Ryan, once you’ve taught journalism students, the results you describe are not surprising.
When genuine journalism was in its heyday, real thinkers and writers prospered in the profession. I have in mind Mencken, Walter Trohan, and Arthur Krock. Those days are simply over. As journalism has given way to entertainment, college students studying to enter the field have demanded in classrooms across America that they be entertained rather than educated. My friends who teach them gather regularly at the local saloon and share their hilarious stories about the profound ignorance that prevails among the students they have to deal with every day.
In my experience, true journalism has also given way to thoroughgoing laziness. Not only are these people far from “the best and the brightest,” they also have come to rely almost solely on leaks. Not so the likes of Trohan and Krock. If you read their memoirs, you will find there a solid grasp of both the language and the subject matter.

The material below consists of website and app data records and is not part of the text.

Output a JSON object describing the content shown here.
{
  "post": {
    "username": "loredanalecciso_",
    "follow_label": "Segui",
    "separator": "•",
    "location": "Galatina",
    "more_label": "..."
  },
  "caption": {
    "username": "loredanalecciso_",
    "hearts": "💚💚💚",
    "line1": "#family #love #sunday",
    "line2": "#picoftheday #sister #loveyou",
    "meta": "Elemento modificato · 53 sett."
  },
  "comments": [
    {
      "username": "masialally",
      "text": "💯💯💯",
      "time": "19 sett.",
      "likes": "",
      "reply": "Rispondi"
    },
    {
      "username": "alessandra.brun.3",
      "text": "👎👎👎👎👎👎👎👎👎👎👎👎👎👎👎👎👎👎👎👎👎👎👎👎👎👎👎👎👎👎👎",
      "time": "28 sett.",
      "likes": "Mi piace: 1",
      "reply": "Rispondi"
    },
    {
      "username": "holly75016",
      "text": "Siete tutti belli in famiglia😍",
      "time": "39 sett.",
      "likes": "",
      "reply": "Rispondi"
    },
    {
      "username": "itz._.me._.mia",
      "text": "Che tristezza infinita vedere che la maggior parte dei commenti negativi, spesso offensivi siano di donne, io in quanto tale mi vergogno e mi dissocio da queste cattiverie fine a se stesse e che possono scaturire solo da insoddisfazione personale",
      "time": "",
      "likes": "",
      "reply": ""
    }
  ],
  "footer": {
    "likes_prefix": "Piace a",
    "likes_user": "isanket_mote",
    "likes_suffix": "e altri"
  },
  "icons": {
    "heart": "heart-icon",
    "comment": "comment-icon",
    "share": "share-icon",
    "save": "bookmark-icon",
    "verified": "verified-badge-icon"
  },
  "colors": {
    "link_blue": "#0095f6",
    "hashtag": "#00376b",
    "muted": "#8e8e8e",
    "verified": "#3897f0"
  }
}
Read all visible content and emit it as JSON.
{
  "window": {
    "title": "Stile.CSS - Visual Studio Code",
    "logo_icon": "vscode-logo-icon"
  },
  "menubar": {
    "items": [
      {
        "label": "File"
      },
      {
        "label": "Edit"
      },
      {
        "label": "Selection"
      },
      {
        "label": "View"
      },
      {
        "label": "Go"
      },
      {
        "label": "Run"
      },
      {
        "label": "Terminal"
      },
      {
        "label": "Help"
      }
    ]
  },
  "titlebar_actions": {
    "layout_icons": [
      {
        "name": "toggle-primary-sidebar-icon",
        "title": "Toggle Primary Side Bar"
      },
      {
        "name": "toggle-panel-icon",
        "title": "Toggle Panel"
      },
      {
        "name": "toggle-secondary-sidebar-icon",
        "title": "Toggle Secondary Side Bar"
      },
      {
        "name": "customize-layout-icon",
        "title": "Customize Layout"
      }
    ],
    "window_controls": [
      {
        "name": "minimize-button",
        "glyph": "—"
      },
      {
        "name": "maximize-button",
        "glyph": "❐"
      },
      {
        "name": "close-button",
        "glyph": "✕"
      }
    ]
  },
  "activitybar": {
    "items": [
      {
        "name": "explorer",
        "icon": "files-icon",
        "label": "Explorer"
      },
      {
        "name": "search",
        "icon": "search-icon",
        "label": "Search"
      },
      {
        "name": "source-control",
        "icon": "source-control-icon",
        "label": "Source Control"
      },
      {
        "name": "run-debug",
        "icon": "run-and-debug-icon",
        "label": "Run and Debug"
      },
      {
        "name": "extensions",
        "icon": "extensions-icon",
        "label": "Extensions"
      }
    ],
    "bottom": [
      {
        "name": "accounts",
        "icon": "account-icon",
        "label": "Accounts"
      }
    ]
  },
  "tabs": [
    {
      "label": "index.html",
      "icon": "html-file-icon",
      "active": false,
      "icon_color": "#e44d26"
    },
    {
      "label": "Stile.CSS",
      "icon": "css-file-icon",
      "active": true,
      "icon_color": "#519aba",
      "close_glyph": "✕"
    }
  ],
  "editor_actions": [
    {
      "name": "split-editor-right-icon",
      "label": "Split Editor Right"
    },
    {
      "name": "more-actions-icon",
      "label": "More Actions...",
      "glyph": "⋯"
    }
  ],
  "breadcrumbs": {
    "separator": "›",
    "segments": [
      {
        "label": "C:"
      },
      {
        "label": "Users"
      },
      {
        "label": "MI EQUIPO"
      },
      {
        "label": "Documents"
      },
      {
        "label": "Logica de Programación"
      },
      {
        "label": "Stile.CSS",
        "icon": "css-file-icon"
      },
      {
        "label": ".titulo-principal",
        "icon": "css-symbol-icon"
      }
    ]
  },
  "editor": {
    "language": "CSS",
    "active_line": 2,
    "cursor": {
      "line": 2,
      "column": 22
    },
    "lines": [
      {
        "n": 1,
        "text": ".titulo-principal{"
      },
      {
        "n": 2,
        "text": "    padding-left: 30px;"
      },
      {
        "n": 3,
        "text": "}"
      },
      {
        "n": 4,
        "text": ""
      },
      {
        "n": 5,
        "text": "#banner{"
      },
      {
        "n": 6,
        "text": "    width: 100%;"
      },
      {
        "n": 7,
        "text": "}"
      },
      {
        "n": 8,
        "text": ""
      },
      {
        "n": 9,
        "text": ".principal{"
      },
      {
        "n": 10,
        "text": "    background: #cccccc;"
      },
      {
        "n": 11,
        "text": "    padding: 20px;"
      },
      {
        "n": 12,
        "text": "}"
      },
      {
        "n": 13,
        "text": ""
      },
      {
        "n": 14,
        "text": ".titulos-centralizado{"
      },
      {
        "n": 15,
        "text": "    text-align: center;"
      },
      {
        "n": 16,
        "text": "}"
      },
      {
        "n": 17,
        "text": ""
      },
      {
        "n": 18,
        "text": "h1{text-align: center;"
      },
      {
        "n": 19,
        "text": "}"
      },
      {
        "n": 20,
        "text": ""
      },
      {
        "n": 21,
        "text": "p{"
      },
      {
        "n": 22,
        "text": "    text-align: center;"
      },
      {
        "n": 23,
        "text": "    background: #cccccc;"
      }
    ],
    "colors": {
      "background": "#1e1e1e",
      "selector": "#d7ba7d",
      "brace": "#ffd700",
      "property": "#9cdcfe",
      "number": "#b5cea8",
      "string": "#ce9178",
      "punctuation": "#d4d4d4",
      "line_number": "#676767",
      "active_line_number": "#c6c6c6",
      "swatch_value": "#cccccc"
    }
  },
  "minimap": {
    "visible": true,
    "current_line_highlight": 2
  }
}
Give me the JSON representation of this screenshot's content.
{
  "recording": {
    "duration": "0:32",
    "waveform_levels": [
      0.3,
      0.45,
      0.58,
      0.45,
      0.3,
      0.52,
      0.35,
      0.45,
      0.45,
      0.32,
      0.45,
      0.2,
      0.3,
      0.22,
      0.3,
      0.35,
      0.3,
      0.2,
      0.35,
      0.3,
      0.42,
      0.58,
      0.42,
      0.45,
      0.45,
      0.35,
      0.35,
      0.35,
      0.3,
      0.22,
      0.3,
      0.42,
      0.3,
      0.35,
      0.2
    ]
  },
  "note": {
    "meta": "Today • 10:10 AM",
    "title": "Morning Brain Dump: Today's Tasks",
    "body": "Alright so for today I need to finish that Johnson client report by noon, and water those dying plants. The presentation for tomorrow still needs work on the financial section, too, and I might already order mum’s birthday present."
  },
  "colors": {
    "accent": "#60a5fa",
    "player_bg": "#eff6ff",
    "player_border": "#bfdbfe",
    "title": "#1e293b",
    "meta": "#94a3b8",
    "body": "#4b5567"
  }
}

In many cases, the real journalists also used to be among the best analytical minds addressing the issues. Anyone attempting to observe those qualities in today’s journalists would simply bring on peals of laughter. In fact, we see daily the best (or at least the most successful) in the profession bailing out of their failing industries and joining the wave of the future on the Internet.9:50 am on May 20, 2009 Email Christopher Manion